Exercise input: Begin

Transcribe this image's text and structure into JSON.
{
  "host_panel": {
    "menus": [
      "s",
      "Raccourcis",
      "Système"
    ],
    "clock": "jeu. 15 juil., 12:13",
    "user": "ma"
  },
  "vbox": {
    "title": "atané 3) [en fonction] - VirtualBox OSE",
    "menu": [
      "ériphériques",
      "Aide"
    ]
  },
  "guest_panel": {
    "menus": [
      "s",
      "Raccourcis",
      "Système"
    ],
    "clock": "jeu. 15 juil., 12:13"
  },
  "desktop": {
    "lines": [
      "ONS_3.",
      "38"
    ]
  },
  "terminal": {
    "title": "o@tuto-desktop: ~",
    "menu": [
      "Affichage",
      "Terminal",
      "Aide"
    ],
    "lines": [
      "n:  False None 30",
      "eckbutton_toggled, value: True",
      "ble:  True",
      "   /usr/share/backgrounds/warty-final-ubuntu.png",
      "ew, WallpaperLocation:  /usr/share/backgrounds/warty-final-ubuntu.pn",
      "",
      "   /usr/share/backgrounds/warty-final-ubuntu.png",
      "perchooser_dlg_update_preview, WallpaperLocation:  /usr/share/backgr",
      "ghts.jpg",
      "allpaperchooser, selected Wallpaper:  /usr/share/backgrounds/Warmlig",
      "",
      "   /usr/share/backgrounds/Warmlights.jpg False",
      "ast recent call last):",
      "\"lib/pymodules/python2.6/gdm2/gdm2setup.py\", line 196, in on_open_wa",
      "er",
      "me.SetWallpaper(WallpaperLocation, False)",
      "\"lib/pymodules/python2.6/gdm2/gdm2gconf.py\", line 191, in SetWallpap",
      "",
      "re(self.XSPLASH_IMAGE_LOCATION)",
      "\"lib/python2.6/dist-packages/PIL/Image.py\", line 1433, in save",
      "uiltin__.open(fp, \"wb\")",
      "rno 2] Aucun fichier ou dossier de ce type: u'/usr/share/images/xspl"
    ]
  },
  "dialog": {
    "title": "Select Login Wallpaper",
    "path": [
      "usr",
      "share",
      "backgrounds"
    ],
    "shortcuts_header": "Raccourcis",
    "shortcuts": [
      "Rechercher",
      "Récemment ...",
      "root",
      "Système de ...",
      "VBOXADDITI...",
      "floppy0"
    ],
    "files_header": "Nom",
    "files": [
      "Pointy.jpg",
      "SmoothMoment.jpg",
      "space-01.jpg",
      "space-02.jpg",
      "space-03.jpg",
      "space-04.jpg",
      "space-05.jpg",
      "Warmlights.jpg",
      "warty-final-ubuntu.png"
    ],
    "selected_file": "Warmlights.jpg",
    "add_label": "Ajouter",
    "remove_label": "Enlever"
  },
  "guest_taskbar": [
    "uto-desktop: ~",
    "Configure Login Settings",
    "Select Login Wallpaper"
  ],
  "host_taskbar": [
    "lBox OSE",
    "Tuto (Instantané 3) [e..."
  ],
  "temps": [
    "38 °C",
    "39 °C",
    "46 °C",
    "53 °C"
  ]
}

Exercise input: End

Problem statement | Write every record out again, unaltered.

Response to the task |
Transcribe this image's text and structure into JSON.
{
  "host_panel": {
    "menus": [
      "s",
      "Raccourcis",
      "Système"
    ],
    "clock": "jeu. 15 juil., 12:13",
    "user": "ma"
  },
  "vbox": {
    "title": "atané 3) [en fonction] - VirtualBox OSE",
    "menu": [
      "ériphériques",
      "Aide"
    ]
  },
  "guest_panel": {
    "menus": [
      "s",
      "Raccourcis",
      "Système"
    ],
    "clock": "jeu. 15 juil., 12:13"
  },
  "desktop": {
    "lines": [
      "ONS_3.",
      "38"
    ]
  },
  "terminal": {
    "title": "o@tuto-desktop: ~",
    "menu": [
      "Affichage",
      "Terminal",
      "Aide"
    ],
    "lines": [
      "n:  False None 30",
      "eckbutton_toggled, value: True",
      "ble:  True",
      "   /usr/share/backgrounds/warty-final-ubuntu.png",
      "ew, WallpaperLocation:  /usr/share/backgrounds/warty-final-ubuntu.pn",
      "",
      "   /usr/share/backgrounds/warty-final-ubuntu.png",
      "perchooser_dlg_update_preview, WallpaperLocation:  /usr/share/backgr",
      "ghts.jpg",
      "allpaperchooser, selected Wallpaper:  /usr/share/backgrounds/Warmlig",
      "",
      "   /usr/share/backgrounds/Warmlights.jpg False",
      "ast recent call last):",
      "\"lib/pymodules/python2.6/gdm2/gdm2setup.py\", line 196, in on_open_wa",
      "er",
      "me.SetWallpaper(WallpaperLocation, False)",
      "\"lib/pymodules/python2.6/gdm2/gdm2gconf.py\", line 191, in SetWallpap",
      "",
      "re(self.XSPLASH_IMAGE_LOCATION)",
      "\"lib/python2.6/dist-packages/PIL/Image.py\", line 1433, in save",
      "uiltin__.open(fp, \"wb\")",
      "rno 2] Aucun fichier ou dossier de ce type: u'/usr/share/images/xspl"
    ]
  },
  "dialog": {
    "title": "Select Login Wallpaper",
    "path": [
      "usr",
      "share",
      "backgrounds"
    ],
    "shortcuts_header": "Raccourcis",
    "shortcuts": [
      "Rechercher",
      "Récemment ...",
      "root",
      "Système de ...",
      "VBOXADDITI...",
      "floppy0"
    ],
    "files_header": "Nom",
    "files": [
      "Pointy.jpg",
      "SmoothMoment.jpg",
      "space-01.jpg",
      "space-02.jpg",
      "space-03.jpg",
      "space-04.jpg",
      "space-05.jpg",
      "Warmlights.jpg",
      "warty-final-ubuntu.png"
    ],
    "selected_file": "Warmlights.jpg",
    "add_label": "Ajouter",
    "remove_label": "Enlever"
  },
  "guest_taskbar": [
    "uto-desktop: ~",
    "Configure Login Settings",
    "Select Login Wallpaper"
  ],
  "host_taskbar": [
    "lBox OSE",
    "Tuto (Instantané 3) [e..."
  ],
  "temps": [
    "38 °C",
    "39 °C",
    "46 °C",
    "53 °C"
  ]
}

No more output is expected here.